The Key to Everything by Valerie Fraser Luesse
English | 2020 | General Fiction/Classics | ePUB | 12.8 MB
Valerie Fraser Luesse is an award-winning magazine writer best known for her feature stories and essays in Southern Living, where she is currently a senior travel editor. Her work has been anthologized in the audio collection Southern Voices and in A Glimpse of Heaven, an essay collection featuring works by C. S. Lewis, Randy Alcorn, John Wesley, and others. As a freelance writer and editor, she was the lead writer for Southern Living 50 Years: A Celebration of People, Places, and Culture. Specializing in stories about unique pockets of Southern culture, Luesse has published major pieces on the Gulf Coast, the Mississippi Delta, Louisiana’s Acadian Prairie, and the Outer Banks of North Carolina.
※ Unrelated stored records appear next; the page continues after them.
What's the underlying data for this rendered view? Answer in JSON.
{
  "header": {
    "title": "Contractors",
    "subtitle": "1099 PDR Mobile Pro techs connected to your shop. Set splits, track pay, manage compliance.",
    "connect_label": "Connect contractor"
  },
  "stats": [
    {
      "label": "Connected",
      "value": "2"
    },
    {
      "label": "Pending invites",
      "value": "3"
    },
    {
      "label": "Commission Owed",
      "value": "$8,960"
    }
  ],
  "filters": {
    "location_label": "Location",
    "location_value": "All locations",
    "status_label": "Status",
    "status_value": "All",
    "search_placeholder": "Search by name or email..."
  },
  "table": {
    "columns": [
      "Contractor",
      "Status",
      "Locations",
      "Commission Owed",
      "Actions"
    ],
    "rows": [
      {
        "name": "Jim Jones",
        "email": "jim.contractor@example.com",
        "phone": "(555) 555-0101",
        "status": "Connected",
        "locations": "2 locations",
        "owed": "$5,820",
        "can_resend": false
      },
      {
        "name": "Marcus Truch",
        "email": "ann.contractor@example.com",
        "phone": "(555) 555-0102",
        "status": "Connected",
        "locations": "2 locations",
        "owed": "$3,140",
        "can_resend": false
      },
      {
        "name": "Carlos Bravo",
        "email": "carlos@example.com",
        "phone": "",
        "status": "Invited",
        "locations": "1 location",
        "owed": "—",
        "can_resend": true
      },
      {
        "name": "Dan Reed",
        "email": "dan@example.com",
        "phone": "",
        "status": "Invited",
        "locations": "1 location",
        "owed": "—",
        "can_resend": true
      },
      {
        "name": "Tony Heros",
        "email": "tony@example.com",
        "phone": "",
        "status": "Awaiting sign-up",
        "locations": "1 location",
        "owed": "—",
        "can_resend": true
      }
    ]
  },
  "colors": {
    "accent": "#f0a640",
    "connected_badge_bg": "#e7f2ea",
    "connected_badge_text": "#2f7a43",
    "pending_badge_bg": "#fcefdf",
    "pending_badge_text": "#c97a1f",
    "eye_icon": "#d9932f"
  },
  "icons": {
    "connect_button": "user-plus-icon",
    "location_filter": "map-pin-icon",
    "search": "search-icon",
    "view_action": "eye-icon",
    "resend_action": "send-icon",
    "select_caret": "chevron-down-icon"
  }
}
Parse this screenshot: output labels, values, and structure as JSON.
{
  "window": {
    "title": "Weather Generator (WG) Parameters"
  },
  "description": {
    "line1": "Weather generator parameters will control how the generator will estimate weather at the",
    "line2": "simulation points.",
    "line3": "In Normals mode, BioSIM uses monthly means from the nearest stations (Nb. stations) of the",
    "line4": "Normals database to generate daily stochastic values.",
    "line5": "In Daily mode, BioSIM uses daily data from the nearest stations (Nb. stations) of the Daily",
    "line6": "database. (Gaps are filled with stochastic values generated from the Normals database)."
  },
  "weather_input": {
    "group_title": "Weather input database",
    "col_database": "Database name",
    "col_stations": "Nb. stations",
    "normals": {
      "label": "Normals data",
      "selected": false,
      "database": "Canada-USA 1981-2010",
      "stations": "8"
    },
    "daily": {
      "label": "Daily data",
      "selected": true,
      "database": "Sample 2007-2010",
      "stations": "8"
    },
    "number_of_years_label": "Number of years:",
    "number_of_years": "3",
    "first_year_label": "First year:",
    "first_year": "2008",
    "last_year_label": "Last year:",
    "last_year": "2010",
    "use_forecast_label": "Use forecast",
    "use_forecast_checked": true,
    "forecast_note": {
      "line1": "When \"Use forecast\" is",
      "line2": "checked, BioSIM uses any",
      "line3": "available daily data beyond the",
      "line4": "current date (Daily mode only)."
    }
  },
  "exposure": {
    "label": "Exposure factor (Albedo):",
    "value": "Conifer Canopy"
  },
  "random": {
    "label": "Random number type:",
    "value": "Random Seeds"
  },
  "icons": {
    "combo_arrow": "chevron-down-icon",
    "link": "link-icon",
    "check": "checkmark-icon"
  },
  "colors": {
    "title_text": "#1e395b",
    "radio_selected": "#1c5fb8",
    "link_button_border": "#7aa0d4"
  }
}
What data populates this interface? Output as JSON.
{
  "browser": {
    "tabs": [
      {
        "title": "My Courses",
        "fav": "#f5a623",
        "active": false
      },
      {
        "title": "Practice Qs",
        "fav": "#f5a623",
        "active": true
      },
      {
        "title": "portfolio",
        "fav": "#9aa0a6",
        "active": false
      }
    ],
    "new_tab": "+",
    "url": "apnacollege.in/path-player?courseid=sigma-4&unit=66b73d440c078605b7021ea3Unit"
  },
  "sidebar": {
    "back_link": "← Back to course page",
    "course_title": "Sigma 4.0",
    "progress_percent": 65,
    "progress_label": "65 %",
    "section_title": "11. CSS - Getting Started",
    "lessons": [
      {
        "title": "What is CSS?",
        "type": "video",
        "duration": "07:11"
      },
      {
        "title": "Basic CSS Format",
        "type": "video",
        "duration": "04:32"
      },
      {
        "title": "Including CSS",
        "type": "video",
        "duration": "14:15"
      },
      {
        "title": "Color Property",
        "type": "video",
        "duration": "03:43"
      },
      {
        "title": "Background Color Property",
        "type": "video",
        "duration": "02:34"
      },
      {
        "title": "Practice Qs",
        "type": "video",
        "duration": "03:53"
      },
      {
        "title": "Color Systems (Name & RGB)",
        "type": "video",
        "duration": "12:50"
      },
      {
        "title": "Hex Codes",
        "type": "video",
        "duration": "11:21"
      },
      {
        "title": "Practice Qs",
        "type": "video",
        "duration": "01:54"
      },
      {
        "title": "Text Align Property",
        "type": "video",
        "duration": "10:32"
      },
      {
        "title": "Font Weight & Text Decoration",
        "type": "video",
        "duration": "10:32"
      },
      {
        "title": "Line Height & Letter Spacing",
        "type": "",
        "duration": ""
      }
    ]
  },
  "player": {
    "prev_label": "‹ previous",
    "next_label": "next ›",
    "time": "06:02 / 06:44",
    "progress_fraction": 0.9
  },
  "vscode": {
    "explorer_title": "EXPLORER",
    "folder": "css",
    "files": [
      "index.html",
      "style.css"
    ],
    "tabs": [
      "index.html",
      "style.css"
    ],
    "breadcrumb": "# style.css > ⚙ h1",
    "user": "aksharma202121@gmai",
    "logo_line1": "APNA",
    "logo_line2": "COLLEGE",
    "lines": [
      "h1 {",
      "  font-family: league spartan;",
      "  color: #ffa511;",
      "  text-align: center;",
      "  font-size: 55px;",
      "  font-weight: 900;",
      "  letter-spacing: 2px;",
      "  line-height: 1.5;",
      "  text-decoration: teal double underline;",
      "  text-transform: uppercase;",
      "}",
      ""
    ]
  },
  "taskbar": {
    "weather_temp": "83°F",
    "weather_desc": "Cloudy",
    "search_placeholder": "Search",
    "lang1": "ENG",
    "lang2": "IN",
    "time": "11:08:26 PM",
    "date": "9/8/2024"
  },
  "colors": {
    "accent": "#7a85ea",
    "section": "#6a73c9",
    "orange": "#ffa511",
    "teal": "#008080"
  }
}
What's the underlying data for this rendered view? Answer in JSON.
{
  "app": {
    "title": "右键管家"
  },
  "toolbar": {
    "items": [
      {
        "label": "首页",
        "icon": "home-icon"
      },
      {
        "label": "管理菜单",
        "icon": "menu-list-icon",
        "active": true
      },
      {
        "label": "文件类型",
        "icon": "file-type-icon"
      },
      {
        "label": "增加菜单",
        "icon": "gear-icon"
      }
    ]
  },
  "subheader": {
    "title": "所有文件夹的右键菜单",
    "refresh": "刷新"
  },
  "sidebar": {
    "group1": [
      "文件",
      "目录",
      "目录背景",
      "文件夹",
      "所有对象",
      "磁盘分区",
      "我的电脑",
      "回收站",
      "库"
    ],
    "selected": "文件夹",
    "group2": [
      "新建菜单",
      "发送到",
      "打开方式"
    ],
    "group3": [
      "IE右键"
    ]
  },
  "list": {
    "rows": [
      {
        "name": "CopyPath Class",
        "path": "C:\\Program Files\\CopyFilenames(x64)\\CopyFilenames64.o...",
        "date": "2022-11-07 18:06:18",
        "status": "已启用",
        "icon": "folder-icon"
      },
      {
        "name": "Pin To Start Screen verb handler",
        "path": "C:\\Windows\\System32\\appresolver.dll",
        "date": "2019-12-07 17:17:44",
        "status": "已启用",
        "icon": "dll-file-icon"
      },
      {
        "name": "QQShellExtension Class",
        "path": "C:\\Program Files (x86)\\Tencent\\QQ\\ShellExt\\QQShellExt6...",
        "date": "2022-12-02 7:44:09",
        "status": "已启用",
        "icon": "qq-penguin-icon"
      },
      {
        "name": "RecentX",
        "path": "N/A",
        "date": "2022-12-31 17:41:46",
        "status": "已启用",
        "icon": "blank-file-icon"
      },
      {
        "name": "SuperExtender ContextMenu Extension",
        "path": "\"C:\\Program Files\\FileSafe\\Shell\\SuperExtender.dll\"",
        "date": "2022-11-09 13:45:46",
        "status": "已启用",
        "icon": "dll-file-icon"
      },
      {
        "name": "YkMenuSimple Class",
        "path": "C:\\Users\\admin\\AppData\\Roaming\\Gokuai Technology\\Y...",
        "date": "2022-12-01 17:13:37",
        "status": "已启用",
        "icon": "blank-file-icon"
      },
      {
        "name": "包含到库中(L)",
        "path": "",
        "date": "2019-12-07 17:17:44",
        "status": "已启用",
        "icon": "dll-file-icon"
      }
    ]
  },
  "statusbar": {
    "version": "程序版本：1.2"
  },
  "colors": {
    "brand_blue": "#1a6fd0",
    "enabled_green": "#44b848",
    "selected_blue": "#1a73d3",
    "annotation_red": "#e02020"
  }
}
Her editorial section on Hurricane Katrina recovery in Mississippi and Louisiana won the 2009 Writer of the Year award from the Southeast Tourism Society. Luesse earned her bachelor’s degree in English at Auburn University in Auburn, Alabama, and her master’s degree in English at Baylor University in Waco, Texas. She grew up in Harpersville, Alabama, a rural community in Shelby County, and now lives in Birmingham.
After WWII and a family tragedy, Peyton Cabot seeks connection with his troubled veteran father by retracing the trip he’d taken from Savannah to Key West at the same age. The adventure forces Peyton to come to terms with his identity and decide how much he’s willing to risk for the girl he loves.
The center of activity was the lower front porch of his grandparents’ Greek Revival house, which crowned a gently sloping, half-acre front lawn, parted down the center by a hundred-year-old live oak allée and bordered with deep pink azaleas almost as tall as Peyton. Lacy white spirea and more azaleas framed the house with its eight soaring columns. The white wicker porch furniture had been in the family for years, and while his grandmother frequently complained that it was old and needed replacing, his grandfather had it painstakingly repaired and restored every year. For whatever reason, he could not let it go.
Right now the porch was full to overflowing with relatives. Peyton leaned against one of the columns, watching a flock of his little cousins chase each other across the pristine carpet of zoysia grass that was his grandfather’s pride and joy. Though he had two gardeners, George Cabot still surveyed the zoysia daily, bending down to pull an offending weed here or dig up a wild violet there. The aunts fretted over his weeding. He was not as spry as he used to be and was starting to repeat himself more than usual. Now, Daddy, if you fall and break a hip you’re gonna be in a mess. Still, he weeded.
With his back to the family, Peyton could listen to all of their conversations, tuning in and out as if he were turning the dial on a radio.
His father’s two sisters, Aunt Camille and Aunt Charlotte, were sharing the porch swing closest to Peyton:
“Could you believe that dress Arlie Seton wore to her own daughter’s wedding?”
“Ridiculous. It was cut clear to here and twice too short for a woman half her age.”
Uncle Julian, the middle son, was doing what he always did—trying to sell Granddaddy Cabot on one of his big ideas: “We could parcel off a thousand acres over by Reidsville and turn it into a residential development. We’d make a fortune. Can’t you see that?”
“Julian, Reidsville’s not close enough to anything—not Atlanta, not Savannah. All those vets settin’ up housekeepin’ want to be close to a city where they can find work.”
Nothing about Peyton’s Uncle Julian was genuine—not his smile, not his concern, and certainly not his devotion to the family. Whenever there was any heavy lifting to be done, you could count on Uncle Julian to be needed elsewhere. Peyton’s mother had once said that he was “doomed to go through life feeling cheated” because he believed any good fortune that fell on someone else rightly belonged to him. He fancied himself a statesman but so far couldn’t even win a seat on the Savannah city council.